Services that Rancher needs to access are sometimes configured with a certificate from a custom/internal CA root, also known as self signed certificate. If the presented certificate from the service cannot be validated by Rancher, the following error displays: x509: certificate signed by unknown authority.

To validate the certificate, the CA root certificates need to be added to Rancher. As Rancher is written in Go, we can use the environment variable SSL_CERT_DIR to point to the directory where the CA root certificates are located in the container.
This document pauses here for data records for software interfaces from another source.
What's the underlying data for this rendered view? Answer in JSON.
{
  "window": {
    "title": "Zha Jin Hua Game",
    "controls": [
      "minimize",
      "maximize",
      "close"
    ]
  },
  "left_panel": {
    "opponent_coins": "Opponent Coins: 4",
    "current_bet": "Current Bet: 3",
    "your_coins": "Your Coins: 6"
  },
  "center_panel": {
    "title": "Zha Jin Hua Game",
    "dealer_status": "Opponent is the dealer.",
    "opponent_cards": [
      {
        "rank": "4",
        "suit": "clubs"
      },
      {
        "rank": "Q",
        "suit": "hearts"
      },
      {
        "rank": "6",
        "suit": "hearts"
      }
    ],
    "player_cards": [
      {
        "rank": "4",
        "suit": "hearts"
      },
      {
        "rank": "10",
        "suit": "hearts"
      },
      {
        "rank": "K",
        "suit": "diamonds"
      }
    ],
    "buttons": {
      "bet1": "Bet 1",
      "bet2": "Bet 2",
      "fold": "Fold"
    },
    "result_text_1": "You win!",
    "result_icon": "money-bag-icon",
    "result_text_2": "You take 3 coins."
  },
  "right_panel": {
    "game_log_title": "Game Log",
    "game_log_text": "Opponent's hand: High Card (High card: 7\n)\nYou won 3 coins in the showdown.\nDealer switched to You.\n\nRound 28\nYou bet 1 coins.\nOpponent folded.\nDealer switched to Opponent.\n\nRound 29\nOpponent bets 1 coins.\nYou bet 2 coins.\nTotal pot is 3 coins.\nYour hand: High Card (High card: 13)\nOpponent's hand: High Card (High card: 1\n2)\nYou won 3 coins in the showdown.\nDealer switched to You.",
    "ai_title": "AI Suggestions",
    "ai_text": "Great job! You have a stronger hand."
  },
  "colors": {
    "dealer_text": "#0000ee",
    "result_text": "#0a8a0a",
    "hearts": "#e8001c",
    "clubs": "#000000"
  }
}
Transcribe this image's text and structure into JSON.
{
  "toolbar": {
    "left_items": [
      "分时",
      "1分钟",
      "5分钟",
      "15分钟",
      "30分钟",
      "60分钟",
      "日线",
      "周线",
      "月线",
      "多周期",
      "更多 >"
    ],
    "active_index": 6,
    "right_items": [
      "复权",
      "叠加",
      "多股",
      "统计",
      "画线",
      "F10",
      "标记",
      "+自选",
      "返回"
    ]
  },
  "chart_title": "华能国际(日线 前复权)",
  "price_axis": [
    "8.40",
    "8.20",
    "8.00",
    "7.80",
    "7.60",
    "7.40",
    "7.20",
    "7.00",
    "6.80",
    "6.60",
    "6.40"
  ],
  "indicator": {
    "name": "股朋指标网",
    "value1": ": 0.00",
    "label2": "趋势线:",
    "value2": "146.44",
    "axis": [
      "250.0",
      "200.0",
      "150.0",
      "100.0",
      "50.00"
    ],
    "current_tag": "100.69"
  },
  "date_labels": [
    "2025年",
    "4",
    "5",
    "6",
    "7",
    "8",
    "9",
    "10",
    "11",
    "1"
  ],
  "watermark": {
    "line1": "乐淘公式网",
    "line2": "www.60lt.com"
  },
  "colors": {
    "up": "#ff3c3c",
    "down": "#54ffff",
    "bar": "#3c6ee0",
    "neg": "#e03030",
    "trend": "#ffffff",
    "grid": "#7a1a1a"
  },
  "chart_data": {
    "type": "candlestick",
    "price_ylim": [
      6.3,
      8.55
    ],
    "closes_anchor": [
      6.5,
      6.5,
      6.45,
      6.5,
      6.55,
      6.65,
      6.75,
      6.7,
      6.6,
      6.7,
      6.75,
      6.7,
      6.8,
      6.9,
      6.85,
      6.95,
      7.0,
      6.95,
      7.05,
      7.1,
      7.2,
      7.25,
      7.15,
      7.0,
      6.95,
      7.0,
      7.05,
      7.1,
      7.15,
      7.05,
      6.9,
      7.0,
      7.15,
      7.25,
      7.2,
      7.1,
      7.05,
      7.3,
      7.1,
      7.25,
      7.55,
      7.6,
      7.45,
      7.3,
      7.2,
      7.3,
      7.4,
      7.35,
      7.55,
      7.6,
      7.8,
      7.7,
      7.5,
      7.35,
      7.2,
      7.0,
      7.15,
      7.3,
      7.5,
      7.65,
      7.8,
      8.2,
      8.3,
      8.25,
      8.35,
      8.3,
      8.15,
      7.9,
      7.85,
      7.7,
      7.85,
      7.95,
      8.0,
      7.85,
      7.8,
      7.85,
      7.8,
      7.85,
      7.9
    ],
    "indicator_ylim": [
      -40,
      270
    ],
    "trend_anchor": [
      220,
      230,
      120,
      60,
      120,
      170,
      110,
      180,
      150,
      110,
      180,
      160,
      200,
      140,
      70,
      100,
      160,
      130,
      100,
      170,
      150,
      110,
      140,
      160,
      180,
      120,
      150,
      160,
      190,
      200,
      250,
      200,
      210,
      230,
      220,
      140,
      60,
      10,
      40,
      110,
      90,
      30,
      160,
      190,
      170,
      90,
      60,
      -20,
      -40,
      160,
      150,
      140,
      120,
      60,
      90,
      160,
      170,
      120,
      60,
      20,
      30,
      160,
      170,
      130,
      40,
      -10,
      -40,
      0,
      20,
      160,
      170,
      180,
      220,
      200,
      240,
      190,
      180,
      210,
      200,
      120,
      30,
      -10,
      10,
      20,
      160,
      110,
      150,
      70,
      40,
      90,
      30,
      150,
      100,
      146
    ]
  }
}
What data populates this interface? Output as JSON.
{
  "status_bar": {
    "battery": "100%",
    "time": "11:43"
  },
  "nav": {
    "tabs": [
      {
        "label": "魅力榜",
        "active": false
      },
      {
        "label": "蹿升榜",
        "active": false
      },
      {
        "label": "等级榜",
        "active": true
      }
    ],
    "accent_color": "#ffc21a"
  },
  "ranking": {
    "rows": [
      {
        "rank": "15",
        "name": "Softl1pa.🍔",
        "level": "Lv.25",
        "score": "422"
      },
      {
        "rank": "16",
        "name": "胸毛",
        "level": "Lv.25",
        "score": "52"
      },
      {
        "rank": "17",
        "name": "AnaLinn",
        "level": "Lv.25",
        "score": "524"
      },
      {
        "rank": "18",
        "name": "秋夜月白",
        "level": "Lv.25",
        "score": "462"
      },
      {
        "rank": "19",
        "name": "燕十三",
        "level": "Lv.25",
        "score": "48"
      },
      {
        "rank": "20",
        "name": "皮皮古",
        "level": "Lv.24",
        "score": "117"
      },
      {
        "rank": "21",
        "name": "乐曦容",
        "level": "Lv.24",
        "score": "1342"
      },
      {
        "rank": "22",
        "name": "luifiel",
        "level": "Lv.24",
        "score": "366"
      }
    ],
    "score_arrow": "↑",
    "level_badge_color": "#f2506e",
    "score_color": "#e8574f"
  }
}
The CA root certificates directory can be mounted using the Docker volume option (-v host-source-directory:container-destination-directory) when starting the Rancher container.

Examples of services that Rancher can access:

  • Catalogs
  • Authentication providers
  • Accessing hosting/cloud API when using Node Drivers

Use the command example to start a Rancher container with your private CA certificates mounted.

  • The volume option (-v) should specify the host directory containing the CA root certificates.
  • The e flag in combination with SSL_CERT_DIR declares an environment variable that specifies the mounted CA root certificates directory location inside the container.
    • Passing environment variables to the Rancher container can be done using -e KEY=VALUE or --env KEY=VALUE.
    • Mounting a host directory inside the container can be done using -v host-source-directory:container-destination-directory or --volume host-source-directory:container-destination-directory.

The example below is based on having the CA root certificates in the /host/certs directory on the host and mounting this directory on /container/certs inside the Rancher container.

docker run -d --restart=unless-stopped \
  -p 80:80 -p 443:443 \
  -v /host/certs:/container/certs \
  -e SSL_CERT_DIR="/container/certs" \